Exercise details> Could the records below please be retyped exactly, with their pictures left out?

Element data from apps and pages

'''

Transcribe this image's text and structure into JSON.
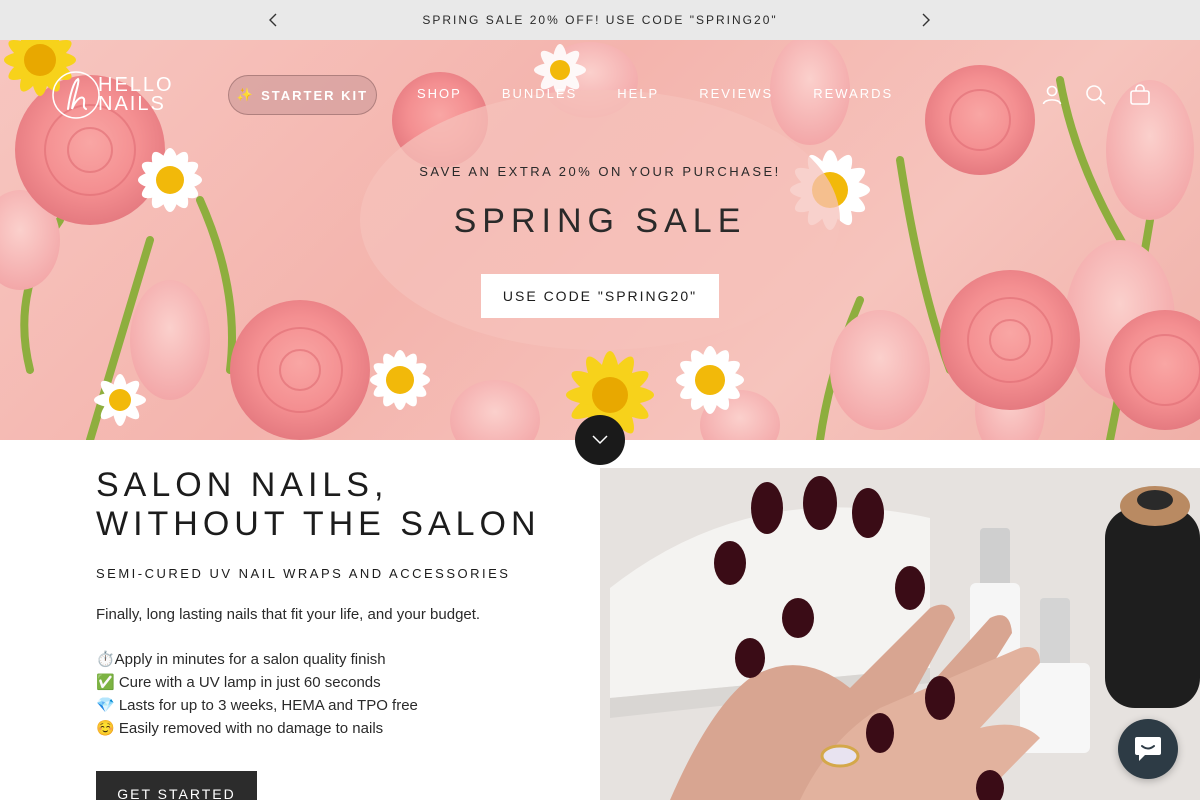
{
  "announcement": {
    "text": "SPRING SALE 20% OFF! USE CODE \"SPRING20\"",
    "prev_icon": "chevron-left-icon",
    "next_icon": "chevron-right-icon"
  },
  "header": {
    "logo_line1": "HELLO",
    "logo_line2": "NAILS",
    "starter_kit": {
      "icon": "✨",
      "label": "STARTER KIT"
    },
    "nav": [
      {
        "label": "SHOP"
      },
      {
        "label": "BUNDLES"
      },
      {
        "label": "HELP"
      },
      {
        "label": "REVIEWS"
      },
      {
        "label": "REWARDS"
      }
    ],
    "icons": [
      "account-icon",
      "search-icon",
      "cart-icon"
    ]
  },
  "hero": {
    "subtitle": "SAVE AN EXTRA 20% ON YOUR PURCHASE!",
    "title": "SPRING SALE",
    "cta": "USE CODE \"SPRING20\""
  },
  "content": {
    "title_line1": "SALON NAILS,",
    "title_line2": "WITHOUT THE SALON",
    "subtitle": "SEMI-CURED UV NAIL WRAPS AND ACCESSORIES",
    "description": "Finally, long lasting nails that fit your life, and your budget.",
    "features": [
      "⏱️Apply in minutes for a salon quality finish",
      "✅ Cure with a UV lamp in just 60 seconds",
      "💎 Lasts for up to 3 weeks, HEMA and TPO free",
      "☺️ Easily removed with no damage to nails"
    ],
    "cta": "GET STARTED"
  },
  "colors": {
    "announcement_bg": "#e9e9e9",
    "hero_bg": "#f4b4ad",
    "dark_button": "#2c2c2c",
    "chat_bg": "#2d3b45"
  }
}
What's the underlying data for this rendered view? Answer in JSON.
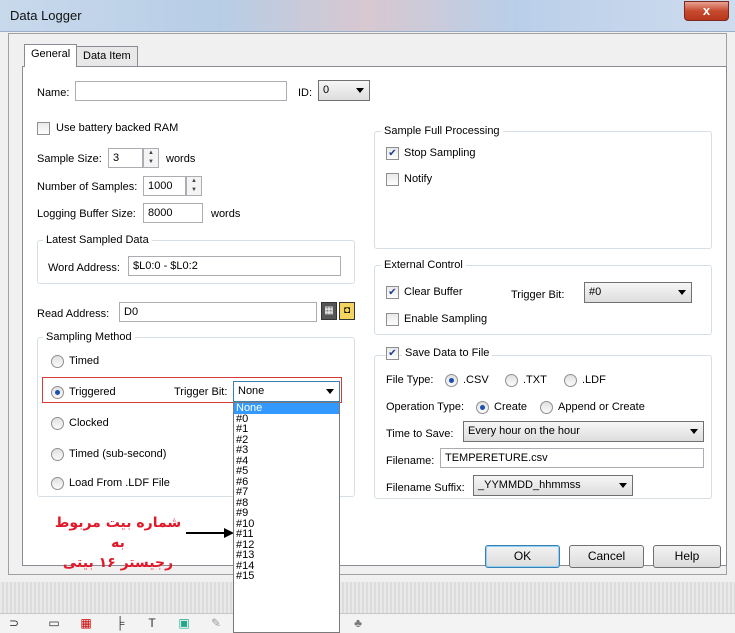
{
  "window": {
    "title": "Data Logger",
    "close_glyph": "x"
  },
  "tabs": [
    {
      "label": "General"
    },
    {
      "label": "Data Item"
    }
  ],
  "general": {
    "name_label": "Name:",
    "name_value": "",
    "id_label": "ID:",
    "id_value": "0",
    "battery_label": "Use battery backed RAM",
    "battery_checked": false,
    "sample_size_label": "Sample Size:",
    "sample_size_value": "3",
    "sample_size_unit": "words",
    "num_samples_label": "Number of Samples:",
    "num_samples_value": "1000",
    "buffer_label": "Logging Buffer Size:",
    "buffer_value": "8000",
    "buffer_unit": "words",
    "latest": {
      "title": "Latest Sampled Data",
      "word_address_label": "Word Address:",
      "word_address_value": "$L0:0 - $L0:2"
    },
    "read_address_label": "Read Address:",
    "read_address_value": "D0"
  },
  "sampling": {
    "title": "Sampling Method",
    "options": [
      {
        "label": "Timed",
        "selected": false
      },
      {
        "label": "Triggered",
        "selected": true
      },
      {
        "label": "Clocked",
        "selected": false
      },
      {
        "label": "Timed (sub-second)",
        "selected": false
      },
      {
        "label": "Load From .LDF File",
        "selected": false
      }
    ],
    "trigger_bit_label": "Trigger Bit:",
    "trigger_bit_value": "None",
    "dropdown_options": [
      "None",
      "#0",
      "#1",
      "#2",
      "#3",
      "#4",
      "#5",
      "#6",
      "#7",
      "#8",
      "#9",
      "#10",
      "#11",
      "#12",
      "#13",
      "#14",
      "#15"
    ]
  },
  "full_processing": {
    "title": "Sample Full Processing",
    "stop_label": "Stop Sampling",
    "stop_checked": true,
    "notify_label": "Notify",
    "notify_checked": false
  },
  "external": {
    "title": "External Control",
    "clear_label": "Clear Buffer",
    "clear_checked": true,
    "trigger_bit_label": "Trigger Bit:",
    "trigger_bit_value": "#0",
    "enable_label": "Enable Sampling",
    "enable_checked": false
  },
  "save": {
    "title": "Save Data to File",
    "checked": true,
    "file_type_label": "File Type:",
    "file_types": [
      {
        "label": ".CSV",
        "selected": true
      },
      {
        "label": ".TXT",
        "selected": false
      },
      {
        "label": ".LDF",
        "selected": false
      }
    ],
    "op_type_label": "Operation Type:",
    "op_types": [
      {
        "label": "Create",
        "selected": true
      },
      {
        "label": "Append or Create",
        "selected": false
      }
    ],
    "time_label": "Time to Save:",
    "time_value": "Every hour on the hour",
    "filename_label": "Filename:",
    "filename_value": "TEMPERETURE.csv",
    "suffix_label": "Filename Suffix:",
    "suffix_value": "_YYMMDD_hhmmss"
  },
  "buttons": {
    "ok": "OK",
    "cancel": "Cancel",
    "help": "Help"
  },
  "annotation": {
    "line1": "شماره بیت مربوط به",
    "line2": "رجیستر ۱۶ بیتی",
    "color": "#e0182a"
  }
}
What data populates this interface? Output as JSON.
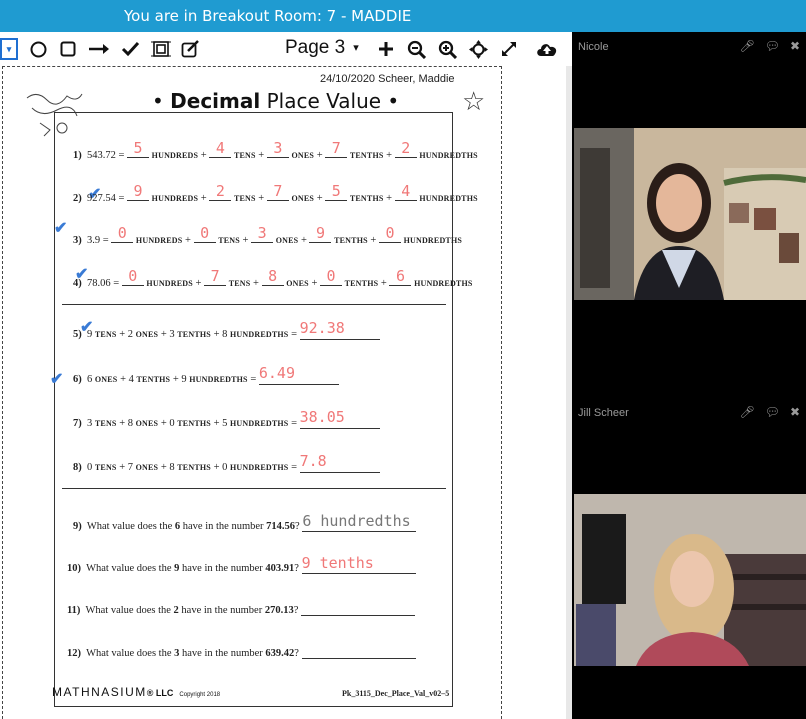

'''

Your response>
Transcribe this image's text and structure into JSON.
{
  "announcement": {
    "text": "SPRING SALE 20% OFF! USE CODE \"SPRING20\"",
    "prev_icon": "chevron-left-icon",
    "next_icon": "chevron-right-icon"
  },
  "header": {
    "logo_line1": "HELLO",
    "logo_line2": "NAILS",
    "starter_kit": {
      "icon": "✨",
      "label": "STARTER KIT"
    },
    "nav": [
      {
        "label": "SHOP"
      },
      {
        "label": "BUNDLES"
      },
      {
        "label": "HELP"
      },
      {
        "label": "REVIEWS"
      },
      {
        "label": "REWARDS"
      }
    ],
    "icons": [
      "account-icon",
      "search-icon",
      "cart-icon"
    ]
  },
  "hero": {
    "subtitle": "SAVE AN EXTRA 20% ON YOUR PURCHASE!",
    "title": "SPRING SALE",
    "cta": "USE CODE \"SPRING20\""
  },
  "content": {
    "title_line1": "SALON NAILS,",
    "title_line2": "WITHOUT THE SALON",
    "subtitle": "SEMI-CURED UV NAIL WRAPS AND ACCESSORIES",
    "description": "Finally, long lasting nails that fit your life, and your budget.",
    "features": [
      "⏱️Apply in minutes for a salon quality finish",
      "✅ Cure with a UV lamp in just 60 seconds",
      "💎 Lasts for up to 3 weeks, HEMA and TPO free",
      "☺️ Easily removed with no damage to nails"
    ],
    "cta": "GET STARTED"
  },
  "colors": {
    "announcement_bg": "#e9e9e9",
    "hero_bg": "#f4b4ad",
    "dark_button": "#2c2c2c",
    "chat_bg": "#2d3b45"
  }
}
What's the underlying data for this rendered view? Answer in JSON.
{
  "window": {
    "title": "Data Logger",
    "close_glyph": "x"
  },
  "tabs": [
    {
      "label": "General"
    },
    {
      "label": "Data Item"
    }
  ],
  "general": {
    "name_label": "Name:",
    "name_value": "",
    "id_label": "ID:",
    "id_value": "0",
    "battery_label": "Use battery backed RAM",
    "battery_checked": false,
    "sample_size_label": "Sample Size:",
    "sample_size_value": "3",
    "sample_size_unit": "words",
    "num_samples_label": "Number of Samples:",
    "num_samples_value": "1000",
    "buffer_label": "Logging Buffer Size:",
    "buffer_value": "8000",
    "buffer_unit": "words",
    "latest": {
      "title": "Latest Sampled Data",
      "word_address_label": "Word Address:",
      "word_address_value": "$L0:0 - $L0:2"
    },
    "read_address_label": "Read Address:",
    "read_address_value": "D0"
  },
  "sampling": {
    "title": "Sampling Method",
    "options": [
      {
        "label": "Timed",
        "selected": false
      },
      {
        "label": "Triggered",
        "selected": true
      },
      {
        "label": "Clocked",
        "selected": false
      },
      {
        "label": "Timed (sub-second)",
        "selected": false
      },
      {
        "label": "Load From .LDF File",
        "selected": false
      }
    ],
    "trigger_bit_label": "Trigger Bit:",
    "trigger_bit_value": "None",
    "dropdown_options": [
      "None",
      "#0",
      "#1",
      "#2",
      "#3",
      "#4",
      "#5",
      "#6",
      "#7",
      "#8",
      "#9",
      "#10",
      "#11",
      "#12",
      "#13",
      "#14",
      "#15"
    ]
  },
  "full_processing": {
    "title": "Sample Full Processing",
    "stop_label": "Stop Sampling",
    "stop_checked": true,
    "notify_label": "Notify",
    "notify_checked": false
  },
  "external": {
    "title": "External Control",
    "clear_label": "Clear Buffer",
    "clear_checked": true,
    "trigger_bit_label": "Trigger Bit:",
    "trigger_bit_value": "#0",
    "enable_label": "Enable Sampling",
    "enable_checked": false
  },
  "save": {
    "title": "Save Data to File",
    "checked": true,
    "file_type_label": "File Type:",
    "file_types": [
      {
        "label": ".CSV",
        "selected": true
      },
      {
        "label": ".TXT",
        "selected": false
      },
      {
        "label": ".LDF",
        "selected": false
      }
    ],
    "op_type_label": "Operation Type:",
    "op_types": [
      {
        "label": "Create",
        "selected": true
      },
      {
        "label": "Append or Create",
        "selected": false
      }
    ],
    "time_label": "Time to Save:",
    "time_value": "Every hour on the hour",
    "filename_label": "Filename:",
    "filename_value": "TEMPERETURE.csv",
    "suffix_label": "Filename Suffix:",
    "suffix_value": "_YYMMDD_hhmmss"
  },
  "buttons": {
    "ok": "OK",
    "cancel": "Cancel",
    "help": "Help"
  },
  "annotation": {
    "line1": "شماره بیت مربوط به",
    "line2": "رجیستر ۱۶ بیتی",
    "color": "#e0182a"
  }
}
What data populates this interface? Output as JSON.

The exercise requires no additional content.